*** Opening Material to process ***

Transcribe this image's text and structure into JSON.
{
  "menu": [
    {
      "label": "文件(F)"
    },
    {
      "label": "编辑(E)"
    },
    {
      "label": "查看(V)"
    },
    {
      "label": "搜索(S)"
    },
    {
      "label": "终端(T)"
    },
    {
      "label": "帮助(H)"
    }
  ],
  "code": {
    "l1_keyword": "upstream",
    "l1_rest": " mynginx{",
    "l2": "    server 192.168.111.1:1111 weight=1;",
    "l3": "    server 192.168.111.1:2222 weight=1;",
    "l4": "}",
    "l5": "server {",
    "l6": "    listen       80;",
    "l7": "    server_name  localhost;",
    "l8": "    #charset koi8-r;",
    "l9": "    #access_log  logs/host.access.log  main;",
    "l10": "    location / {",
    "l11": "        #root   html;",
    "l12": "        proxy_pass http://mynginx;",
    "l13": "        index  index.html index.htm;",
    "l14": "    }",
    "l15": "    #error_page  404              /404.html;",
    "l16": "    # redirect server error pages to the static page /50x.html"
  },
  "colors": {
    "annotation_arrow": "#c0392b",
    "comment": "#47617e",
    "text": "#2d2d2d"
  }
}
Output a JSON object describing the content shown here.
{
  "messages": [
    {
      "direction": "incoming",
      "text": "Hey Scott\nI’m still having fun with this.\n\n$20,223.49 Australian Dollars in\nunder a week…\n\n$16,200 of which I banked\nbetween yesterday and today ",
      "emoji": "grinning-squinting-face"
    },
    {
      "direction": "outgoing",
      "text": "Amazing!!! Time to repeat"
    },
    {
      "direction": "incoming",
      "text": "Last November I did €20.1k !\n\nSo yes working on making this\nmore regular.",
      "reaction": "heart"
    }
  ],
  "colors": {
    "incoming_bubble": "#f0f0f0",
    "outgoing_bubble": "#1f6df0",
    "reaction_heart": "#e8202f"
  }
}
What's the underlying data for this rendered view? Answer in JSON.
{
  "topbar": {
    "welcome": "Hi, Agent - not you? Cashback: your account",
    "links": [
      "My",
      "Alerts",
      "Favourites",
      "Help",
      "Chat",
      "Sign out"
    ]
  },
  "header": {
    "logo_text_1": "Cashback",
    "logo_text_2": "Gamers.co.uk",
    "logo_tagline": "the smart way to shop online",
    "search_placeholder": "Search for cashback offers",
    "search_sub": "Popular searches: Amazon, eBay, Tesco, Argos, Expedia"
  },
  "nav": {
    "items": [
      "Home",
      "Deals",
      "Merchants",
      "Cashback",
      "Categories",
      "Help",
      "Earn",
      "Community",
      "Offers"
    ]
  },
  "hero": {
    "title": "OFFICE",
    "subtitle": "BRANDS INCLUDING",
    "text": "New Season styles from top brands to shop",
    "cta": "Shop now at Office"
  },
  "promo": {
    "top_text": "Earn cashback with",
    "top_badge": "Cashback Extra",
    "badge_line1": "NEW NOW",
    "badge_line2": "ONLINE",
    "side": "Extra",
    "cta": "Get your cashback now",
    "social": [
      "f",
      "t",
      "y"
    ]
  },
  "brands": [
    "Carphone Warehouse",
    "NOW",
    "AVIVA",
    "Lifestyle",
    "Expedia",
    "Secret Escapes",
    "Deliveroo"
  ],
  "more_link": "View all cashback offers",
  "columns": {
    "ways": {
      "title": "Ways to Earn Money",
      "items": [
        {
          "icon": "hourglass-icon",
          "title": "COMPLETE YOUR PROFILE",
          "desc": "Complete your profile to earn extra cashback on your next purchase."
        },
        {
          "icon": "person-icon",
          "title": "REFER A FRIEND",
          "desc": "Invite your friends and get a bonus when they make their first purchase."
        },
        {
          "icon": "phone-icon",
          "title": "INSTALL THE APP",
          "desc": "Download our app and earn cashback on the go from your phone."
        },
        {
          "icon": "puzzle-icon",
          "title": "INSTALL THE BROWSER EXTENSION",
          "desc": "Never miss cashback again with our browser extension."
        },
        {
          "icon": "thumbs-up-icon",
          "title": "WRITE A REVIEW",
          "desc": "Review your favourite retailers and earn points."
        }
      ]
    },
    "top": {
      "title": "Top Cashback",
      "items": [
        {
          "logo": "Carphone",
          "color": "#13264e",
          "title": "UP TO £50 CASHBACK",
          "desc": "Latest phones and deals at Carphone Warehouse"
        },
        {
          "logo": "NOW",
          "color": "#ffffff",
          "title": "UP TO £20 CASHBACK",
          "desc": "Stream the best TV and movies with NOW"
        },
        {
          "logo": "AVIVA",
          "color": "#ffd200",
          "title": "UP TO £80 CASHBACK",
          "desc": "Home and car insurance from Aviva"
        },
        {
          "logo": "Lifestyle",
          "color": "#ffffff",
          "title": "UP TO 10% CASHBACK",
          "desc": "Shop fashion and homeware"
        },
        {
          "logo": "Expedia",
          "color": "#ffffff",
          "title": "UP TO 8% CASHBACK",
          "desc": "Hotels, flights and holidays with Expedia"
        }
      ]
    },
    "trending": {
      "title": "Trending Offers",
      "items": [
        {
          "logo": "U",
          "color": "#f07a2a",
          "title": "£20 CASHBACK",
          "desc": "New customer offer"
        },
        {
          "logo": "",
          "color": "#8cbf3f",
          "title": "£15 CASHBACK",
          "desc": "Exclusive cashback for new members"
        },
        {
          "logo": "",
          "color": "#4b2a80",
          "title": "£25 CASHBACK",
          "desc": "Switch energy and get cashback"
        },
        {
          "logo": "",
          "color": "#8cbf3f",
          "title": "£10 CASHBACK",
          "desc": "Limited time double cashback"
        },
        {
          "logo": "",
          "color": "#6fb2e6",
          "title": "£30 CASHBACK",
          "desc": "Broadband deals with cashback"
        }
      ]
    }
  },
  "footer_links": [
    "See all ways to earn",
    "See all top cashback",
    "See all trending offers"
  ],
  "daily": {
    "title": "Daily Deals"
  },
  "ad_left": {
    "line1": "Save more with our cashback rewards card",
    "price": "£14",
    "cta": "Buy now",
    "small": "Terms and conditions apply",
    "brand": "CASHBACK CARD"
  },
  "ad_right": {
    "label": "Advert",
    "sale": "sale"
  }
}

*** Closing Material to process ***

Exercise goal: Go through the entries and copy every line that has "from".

Solution to this problem:
    "text": "New Season styles from top brands to shop",
          "desc": "Download our app and earn cashback on the go from your phone."
          "desc": "Home and car insurance from Aviva"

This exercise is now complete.